| WORK TASK |
For the material that follows, tally the lines holding "Acorn" and give the total alone.

====== RECORDS FOR THE EXERCISE

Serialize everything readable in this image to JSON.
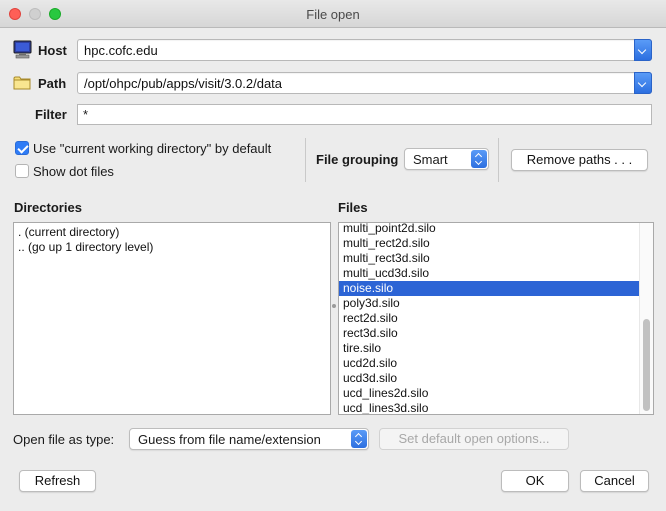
{
  "window": {
    "title": "File open"
  },
  "host": {
    "label": "Host",
    "value": "hpc.cofc.edu"
  },
  "path": {
    "label": "Path",
    "value": "/opt/ohpc/pub/apps/visit/3.0.2/data"
  },
  "filter": {
    "label": "Filter",
    "value": "*"
  },
  "options": {
    "use_cwd_label": "Use \"current working directory\" by default",
    "use_cwd_checked": true,
    "show_dot_label": "Show dot files",
    "show_dot_checked": false
  },
  "grouping": {
    "label": "File grouping",
    "value": "Smart"
  },
  "remove_paths_label": "Remove paths . . .",
  "directories": {
    "header": "Directories",
    "items": [
      ". (current directory)",
      ".. (go up 1 directory level)"
    ]
  },
  "files": {
    "header": "Files",
    "items": [
      "multi_point2d.silo",
      "multi_rect2d.silo",
      "multi_rect3d.silo",
      "multi_ucd3d.silo",
      "noise.silo",
      "poly3d.silo",
      "rect2d.silo",
      "rect3d.silo",
      "tire.silo",
      "ucd2d.silo",
      "ucd3d.silo",
      "ucd_lines2d.silo",
      "ucd_lines3d.silo"
    ],
    "selected": "noise.silo"
  },
  "open_as": {
    "label": "Open file as type:",
    "value": "Guess from file name/extension"
  },
  "set_default_label": "Set default open options...",
  "buttons": {
    "refresh": "Refresh",
    "ok": "OK",
    "cancel": "Cancel"
  },
  "colors": {
    "accent": "#2c64d5",
    "close": "#fe5f57",
    "maximize": "#28c840"
  },
  "icons": {
    "host": "computer-icon",
    "path": "folder-icon"
  }
}
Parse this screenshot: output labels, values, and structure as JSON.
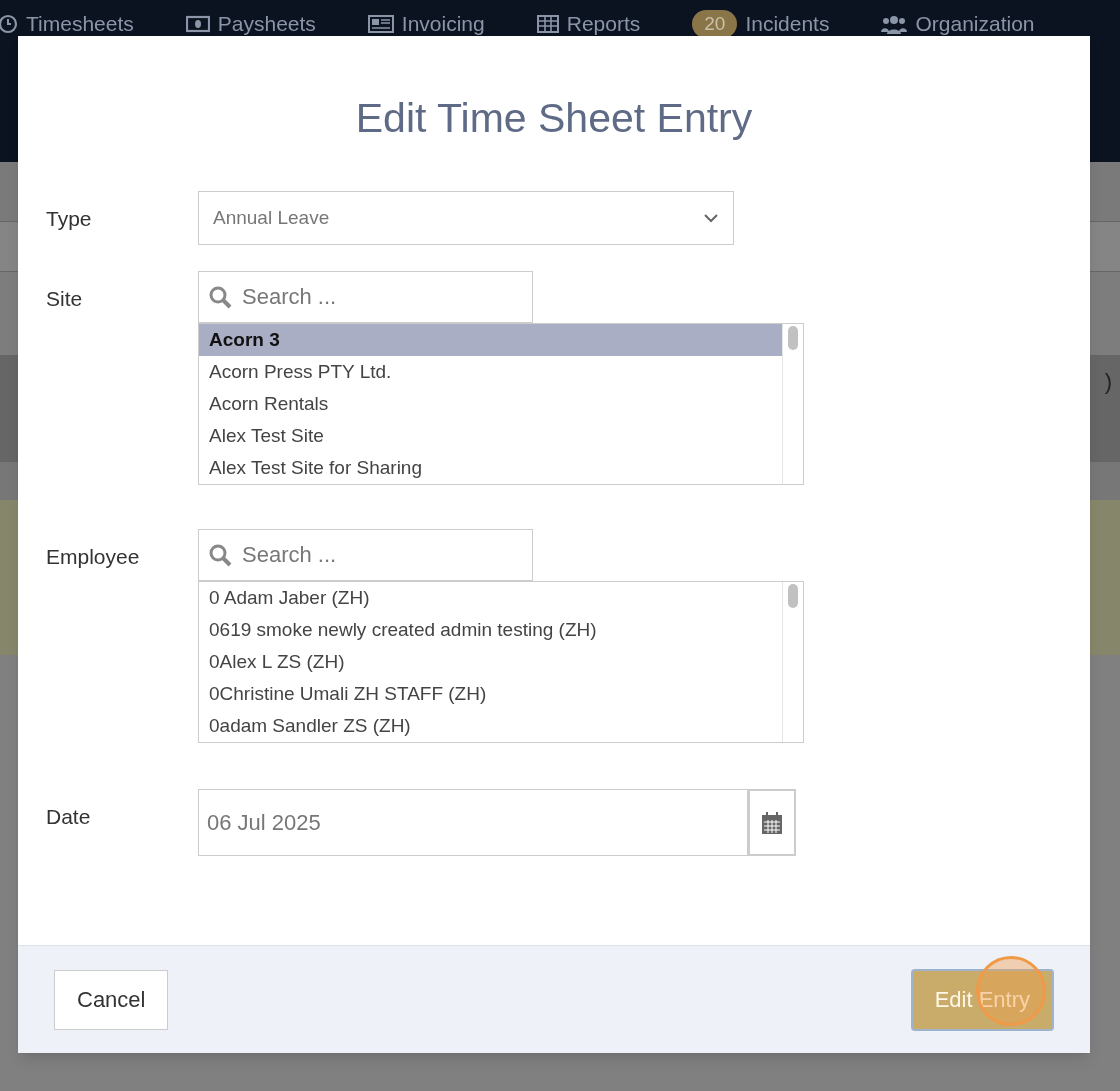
{
  "nav": [
    {
      "label": "Timesheets"
    },
    {
      "label": "Paysheets"
    },
    {
      "label": "Invoicing"
    },
    {
      "label": "Reports"
    },
    {
      "badge": "20",
      "label": "Incidents"
    },
    {
      "label": "Organization"
    }
  ],
  "background_fragment": ")",
  "dialog": {
    "title": "Edit Time Sheet Entry",
    "type": {
      "label": "Type",
      "value": "Annual Leave"
    },
    "site": {
      "label": "Site",
      "placeholder": "Search ...",
      "options": [
        {
          "label": "Acorn 3",
          "selected": true
        },
        {
          "label": "Acorn Press PTY Ltd.",
          "selected": false
        },
        {
          "label": "Acorn Rentals",
          "selected": false
        },
        {
          "label": "Alex Test Site",
          "selected": false
        },
        {
          "label": "Alex Test Site for Sharing",
          "selected": false
        }
      ]
    },
    "employee": {
      "label": "Employee",
      "placeholder": "Search ...",
      "options": [
        {
          "label": "0 Adam Jaber (ZH)",
          "selected": false
        },
        {
          "label": "0619 smoke newly created admin testing (ZH)",
          "selected": false
        },
        {
          "label": "0Alex L ZS (ZH)",
          "selected": false
        },
        {
          "label": "0Christine Umali ZH STAFF (ZH)",
          "selected": false
        },
        {
          "label": "0adam Sandler ZS (ZH)",
          "selected": false
        }
      ]
    },
    "date": {
      "label": "Date",
      "value": "06 Jul 2025"
    },
    "buttons": [
      {
        "kind": "secondary",
        "label": "Cancel"
      },
      {
        "kind": "primary",
        "label": "Edit Entry"
      }
    ]
  }
}
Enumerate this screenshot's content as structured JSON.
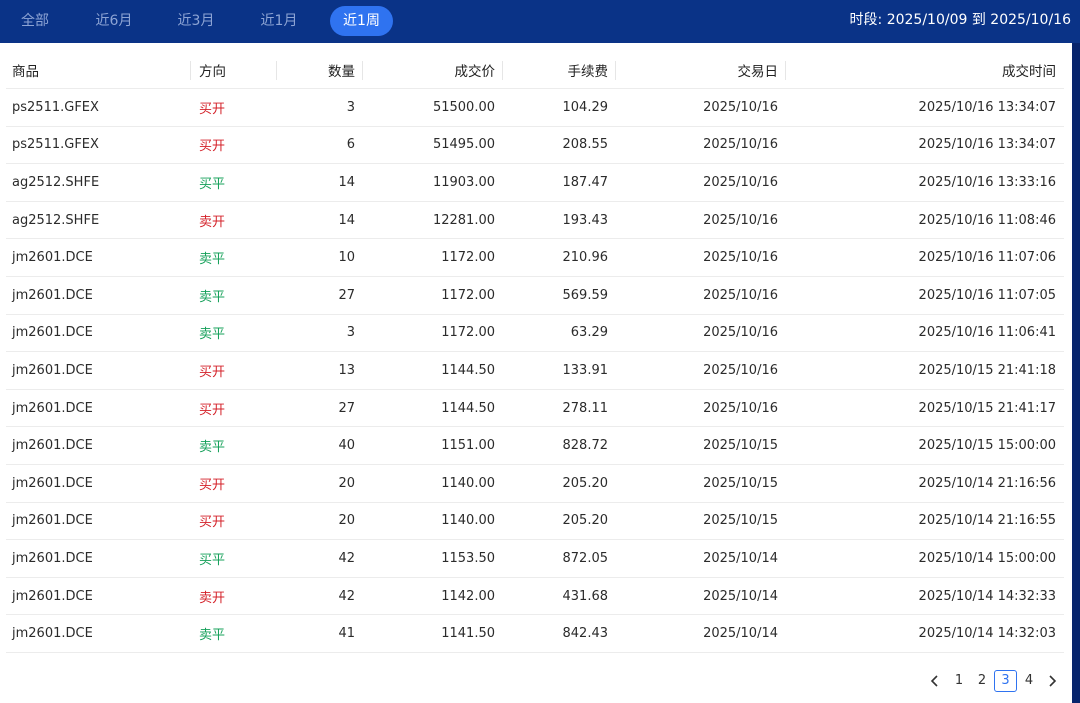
{
  "tabs": [
    {
      "label": "全部"
    },
    {
      "label": "近6月"
    },
    {
      "label": "近3月"
    },
    {
      "label": "近1月"
    },
    {
      "label": "近1周"
    }
  ],
  "active_tab": 4,
  "period": "时段: 2025/10/09 到 2025/10/16",
  "table": {
    "headers": {
      "name": "商品",
      "dir": "方向",
      "qty": "数量",
      "price": "成交价",
      "fee": "手续费",
      "day": "交易日",
      "time": "成交时间"
    },
    "rows": [
      {
        "name": "ps2511.GFEX",
        "dir": "买开",
        "qty": "3",
        "price": "51500.00",
        "fee": "104.29",
        "day": "2025/10/16",
        "time": "2025/10/16 13:34:07"
      },
      {
        "name": "ps2511.GFEX",
        "dir": "买开",
        "qty": "6",
        "price": "51495.00",
        "fee": "208.55",
        "day": "2025/10/16",
        "time": "2025/10/16 13:34:07"
      },
      {
        "name": "ag2512.SHFE",
        "dir": "买平",
        "qty": "14",
        "price": "11903.00",
        "fee": "187.47",
        "day": "2025/10/16",
        "time": "2025/10/16 13:33:16"
      },
      {
        "name": "ag2512.SHFE",
        "dir": "卖开",
        "qty": "14",
        "price": "12281.00",
        "fee": "193.43",
        "day": "2025/10/16",
        "time": "2025/10/16 11:08:46"
      },
      {
        "name": "jm2601.DCE",
        "dir": "卖平",
        "qty": "10",
        "price": "1172.00",
        "fee": "210.96",
        "day": "2025/10/16",
        "time": "2025/10/16 11:07:06"
      },
      {
        "name": "jm2601.DCE",
        "dir": "卖平",
        "qty": "27",
        "price": "1172.00",
        "fee": "569.59",
        "day": "2025/10/16",
        "time": "2025/10/16 11:07:05"
      },
      {
        "name": "jm2601.DCE",
        "dir": "卖平",
        "qty": "3",
        "price": "1172.00",
        "fee": "63.29",
        "day": "2025/10/16",
        "time": "2025/10/16 11:06:41"
      },
      {
        "name": "jm2601.DCE",
        "dir": "买开",
        "qty": "13",
        "price": "1144.50",
        "fee": "133.91",
        "day": "2025/10/16",
        "time": "2025/10/15 21:41:18"
      },
      {
        "name": "jm2601.DCE",
        "dir": "买开",
        "qty": "27",
        "price": "1144.50",
        "fee": "278.11",
        "day": "2025/10/16",
        "time": "2025/10/15 21:41:17"
      },
      {
        "name": "jm2601.DCE",
        "dir": "卖平",
        "qty": "40",
        "price": "1151.00",
        "fee": "828.72",
        "day": "2025/10/15",
        "time": "2025/10/15 15:00:00"
      },
      {
        "name": "jm2601.DCE",
        "dir": "买开",
        "qty": "20",
        "price": "1140.00",
        "fee": "205.20",
        "day": "2025/10/15",
        "time": "2025/10/14 21:16:56"
      },
      {
        "name": "jm2601.DCE",
        "dir": "买开",
        "qty": "20",
        "price": "1140.00",
        "fee": "205.20",
        "day": "2025/10/15",
        "time": "2025/10/14 21:16:55"
      },
      {
        "name": "jm2601.DCE",
        "dir": "买平",
        "qty": "42",
        "price": "1153.50",
        "fee": "872.05",
        "day": "2025/10/14",
        "time": "2025/10/14 15:00:00"
      },
      {
        "name": "jm2601.DCE",
        "dir": "卖开",
        "qty": "42",
        "price": "1142.00",
        "fee": "431.68",
        "day": "2025/10/14",
        "time": "2025/10/14 14:32:33"
      },
      {
        "name": "jm2601.DCE",
        "dir": "卖平",
        "qty": "41",
        "price": "1141.50",
        "fee": "842.43",
        "day": "2025/10/14",
        "time": "2025/10/14 14:32:03"
      }
    ]
  },
  "direction_colors": {
    "买开": "#d4222a",
    "卖开": "#d4222a",
    "买平": "#15a05a",
    "卖平": "#15a05a"
  },
  "pagination": {
    "pages": [
      "1",
      "2",
      "3",
      "4"
    ],
    "current": "3",
    "prev_icon": "chevron-left-icon",
    "next_icon": "chevron-right-icon"
  },
  "colors": {
    "topbar": "#0a3387",
    "accent": "#2f73f0"
  }
}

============

| ANSWER AREA |
3